To remove bassy frequencies, I applied a high-pass filter at 150 Hz. Then, I set a repeating pan with Ableton Live’s Auto Pan to open up the synth and add excitement to the stereo field. Chorus and reverb are there for pop shimmer, and Vinyl gently warps the synth and sprinkles some sweet lo-fi dust.
Chain: high-pass → Vinyl warp and noise → chorus → pan → reverb
Daft Punk’s 2005 song “Robot Rock” brought the vocoder back into pop music after a long quiet period following its heyday in the 70s and 80s. And although Robot Rock isn’t a genre per se, I’m using it as a catch-all for electronic pop songs using vocoded vocals post-Daft Punk.
Artists like Imogen Heap, Bon Iver, and Frank Ocean have all used the vocoder in recent years. But instead of fully masking their voices in the effect like Daft Punk, they use the vocoder to enhance and harmonize their vocals in a soothing fashion.
I’ll show you get this sound using VocalSynth 2. Here’s the original vocal:
I dialed in the Polyvox and Vocoder modules along with Transform, Chorus and Delay from the effects rack. This is the baseline for a robotic voice.
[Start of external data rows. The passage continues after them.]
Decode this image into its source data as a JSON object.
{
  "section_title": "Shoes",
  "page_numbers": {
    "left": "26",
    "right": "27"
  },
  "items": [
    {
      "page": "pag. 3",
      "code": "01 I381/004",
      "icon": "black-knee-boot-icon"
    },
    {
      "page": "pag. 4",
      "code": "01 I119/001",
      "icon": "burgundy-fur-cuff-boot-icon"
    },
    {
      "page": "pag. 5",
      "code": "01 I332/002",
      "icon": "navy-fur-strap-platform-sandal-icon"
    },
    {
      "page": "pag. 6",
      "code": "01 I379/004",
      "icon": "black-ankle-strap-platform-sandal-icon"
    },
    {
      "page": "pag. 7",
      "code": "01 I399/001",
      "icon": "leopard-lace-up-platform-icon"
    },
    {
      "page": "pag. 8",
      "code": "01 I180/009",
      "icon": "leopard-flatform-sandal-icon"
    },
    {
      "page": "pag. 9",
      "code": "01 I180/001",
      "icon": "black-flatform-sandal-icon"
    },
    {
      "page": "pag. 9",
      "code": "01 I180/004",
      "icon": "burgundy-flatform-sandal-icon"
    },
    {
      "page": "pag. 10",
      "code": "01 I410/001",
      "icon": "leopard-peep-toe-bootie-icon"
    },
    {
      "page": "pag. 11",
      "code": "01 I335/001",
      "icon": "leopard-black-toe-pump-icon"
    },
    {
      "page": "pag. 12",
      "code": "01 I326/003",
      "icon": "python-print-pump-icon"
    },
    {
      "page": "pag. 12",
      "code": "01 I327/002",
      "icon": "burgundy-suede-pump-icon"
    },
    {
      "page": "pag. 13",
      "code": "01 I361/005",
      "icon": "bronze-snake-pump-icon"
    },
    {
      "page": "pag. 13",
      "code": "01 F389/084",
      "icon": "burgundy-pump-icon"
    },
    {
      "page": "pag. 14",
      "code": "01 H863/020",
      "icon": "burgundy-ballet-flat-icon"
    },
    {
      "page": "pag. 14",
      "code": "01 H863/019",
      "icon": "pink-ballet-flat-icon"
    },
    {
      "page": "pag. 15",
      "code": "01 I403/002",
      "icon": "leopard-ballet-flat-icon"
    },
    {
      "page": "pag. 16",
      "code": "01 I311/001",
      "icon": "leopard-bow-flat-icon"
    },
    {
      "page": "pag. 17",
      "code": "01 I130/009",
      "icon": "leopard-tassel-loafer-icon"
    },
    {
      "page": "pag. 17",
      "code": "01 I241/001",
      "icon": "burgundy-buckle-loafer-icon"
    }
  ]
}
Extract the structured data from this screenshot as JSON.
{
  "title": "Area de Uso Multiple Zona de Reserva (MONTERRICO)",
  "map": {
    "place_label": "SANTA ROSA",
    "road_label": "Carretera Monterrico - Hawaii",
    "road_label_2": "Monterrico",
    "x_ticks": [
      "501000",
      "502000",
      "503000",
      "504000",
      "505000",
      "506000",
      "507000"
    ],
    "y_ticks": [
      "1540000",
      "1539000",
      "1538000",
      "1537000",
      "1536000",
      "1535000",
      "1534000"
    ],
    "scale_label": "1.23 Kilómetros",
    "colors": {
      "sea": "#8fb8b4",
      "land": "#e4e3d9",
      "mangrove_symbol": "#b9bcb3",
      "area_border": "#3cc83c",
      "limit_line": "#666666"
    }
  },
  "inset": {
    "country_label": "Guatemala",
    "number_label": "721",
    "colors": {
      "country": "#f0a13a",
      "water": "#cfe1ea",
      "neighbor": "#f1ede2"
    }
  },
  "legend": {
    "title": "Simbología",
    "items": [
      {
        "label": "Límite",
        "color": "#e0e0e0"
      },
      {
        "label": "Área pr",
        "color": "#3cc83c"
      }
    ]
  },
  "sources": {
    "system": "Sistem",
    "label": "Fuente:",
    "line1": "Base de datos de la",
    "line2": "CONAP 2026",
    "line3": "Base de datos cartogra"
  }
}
The change is noticeable, but the vocal lacks depth and musicality. So, I enabled pitch correcting processing and set the voicing to F Major. For better articulation, Biovox is brought in at low levels.
For the finishing steps, I relied on Neutron 2. Using its native EQ, I set a high-pass at 100 Hz and boosted around 6 kHz for presence and clarity. Compression is used to even out the vocal and give it a pop sound.
Chain: VocalSynth 2 → Neutron 2 → reverb
The goal of this article was to provide you with fast and easy approaches to setting up genre-specific effects chains. In most cases, only two or three effects were needed, outside of standards like EQ and reverb.
When it comes to setting up your own effect chains, feel free to follow the guidelines provided here, but also know that there is no right or wrong way to connect effects. Each setup will provide a different sonic result and I encourage you to experiment at this stage.